Nas proceeds to use the remainder of the album to really dig in and spit his social commentary (I won't elaborate too much because this is becoming overlong). Over the title track "N.I.G.G.E.R", Nas rhymes about the creativity and ingenuity of residents of the ghetto, and notes that "Any time we mention our condition/ our history or existence/ They calling it reverse racism," all the more telling as I've already read one person unfairly accuse Nas of "race-baiting." In a light moment, Nas and Busta Rhymes get together on "Fried Chicken" and compare its allure to that of a seductress. On "Project Roach" and "Ya'll My Niggas," Nas most overtly talks about the etymology of the word "nigger" and actually explains why he feels banning or censoring the word is counter-productive. He does not make necessarily novel arguments (the destructive mindset of blacks is what needs to change, black youths have appropriated the term for positive use, etc.), but he yet again shows that he'd had his head on his shoulders when he decided to make this album, and that fears of it being a "publicity stunt" were unfounded.
After the relatively weak "We're Not Alone" (shitty R&B hook coupled with rhymes about aliens kinda kills it for me), Untitled ends on a high note with "Black President." Some may find it cheesy and cliche, but I think the chorus is brilliant. It juxtaposes the line from Tupac's "Changes" where Tupac declares "Even though it's heaven sent/we ain't ready, to have a president" with Obama announcing that Americans can "change the world!" by believing in his candidacy. I literally got goosebumps when I first heard it, if only Tupac were still alive to see this... As for the song, Nas is both hopeful and skeptical of an Obama presidency, hopeful because he feels it may ease racial tensions, skeptical because he's afraid Obama won't address the real concerns of black, urban America. Again, I don't see this as evidence of "race-baiting" or being a "crank," but instead of Nas being a serious thinker and brilliant lyricist. "Black President" is also a great example of how an average stand-alone beat compliments Nas' flow and intentions wonderfully, as DJ Green Lantern's militant drums and synths also serve as the perfect backdrop for Nas to rhyme about the issue with the urgency that he brings.
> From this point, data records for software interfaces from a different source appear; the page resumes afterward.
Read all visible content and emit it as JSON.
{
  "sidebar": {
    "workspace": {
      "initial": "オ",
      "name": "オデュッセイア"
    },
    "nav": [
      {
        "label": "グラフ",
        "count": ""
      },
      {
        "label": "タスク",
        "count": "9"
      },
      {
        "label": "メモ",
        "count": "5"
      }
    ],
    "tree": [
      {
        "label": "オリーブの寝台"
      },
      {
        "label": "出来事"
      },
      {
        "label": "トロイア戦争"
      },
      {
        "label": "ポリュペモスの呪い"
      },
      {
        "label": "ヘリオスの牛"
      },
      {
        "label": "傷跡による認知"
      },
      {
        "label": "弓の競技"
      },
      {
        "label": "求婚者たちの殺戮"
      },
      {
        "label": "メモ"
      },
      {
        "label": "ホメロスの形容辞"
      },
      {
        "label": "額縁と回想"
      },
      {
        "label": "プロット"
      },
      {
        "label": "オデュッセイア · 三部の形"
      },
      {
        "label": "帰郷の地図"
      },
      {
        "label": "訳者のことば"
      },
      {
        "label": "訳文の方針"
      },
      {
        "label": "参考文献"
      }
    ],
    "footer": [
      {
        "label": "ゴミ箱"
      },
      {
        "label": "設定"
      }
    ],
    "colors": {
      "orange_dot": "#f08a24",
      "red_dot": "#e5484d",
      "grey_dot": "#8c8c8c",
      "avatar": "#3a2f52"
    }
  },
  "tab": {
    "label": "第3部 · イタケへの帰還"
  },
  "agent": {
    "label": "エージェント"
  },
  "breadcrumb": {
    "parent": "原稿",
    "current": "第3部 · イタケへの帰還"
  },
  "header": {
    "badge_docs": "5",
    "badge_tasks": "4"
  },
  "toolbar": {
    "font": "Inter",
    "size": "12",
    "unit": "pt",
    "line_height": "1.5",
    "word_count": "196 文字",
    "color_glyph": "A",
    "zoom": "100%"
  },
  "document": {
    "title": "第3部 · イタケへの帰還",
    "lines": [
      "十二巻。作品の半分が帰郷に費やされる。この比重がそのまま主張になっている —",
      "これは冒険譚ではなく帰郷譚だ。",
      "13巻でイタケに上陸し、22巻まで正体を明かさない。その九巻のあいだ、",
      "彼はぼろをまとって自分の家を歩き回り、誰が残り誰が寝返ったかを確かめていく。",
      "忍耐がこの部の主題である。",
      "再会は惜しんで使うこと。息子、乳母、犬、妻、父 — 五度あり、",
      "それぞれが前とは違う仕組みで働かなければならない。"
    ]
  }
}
After typing all that in one sitting, I STILL feel that this is woefully inadequate, mainly because you could carry a thorough discussion with someone based on the content of almost any one of these songs, let alone the entire album. This in itself is an amazing achievement, one that already puts Untitled in contention for best hip-hop album of the year. Add Nas' lyrical wizardry and maturity on top of that, and I can't see another mainstream album coming too close in 2008 (I have yet to fully absorb Rising Down or ShapeShifters or another number of stellar alternative/underground releases). Although Illmatic-era Nas is long gone, I'm not at all disappointed with the present Nas; the Nas that spat "uzi and the army linin" wasn't mature enough to comment on society as broadly as the current one, as he admits himself.
Another great review: http://www.popmatters.com/pm/review/60810/nas-untitled1/
If you have any thoughts at all, please comment!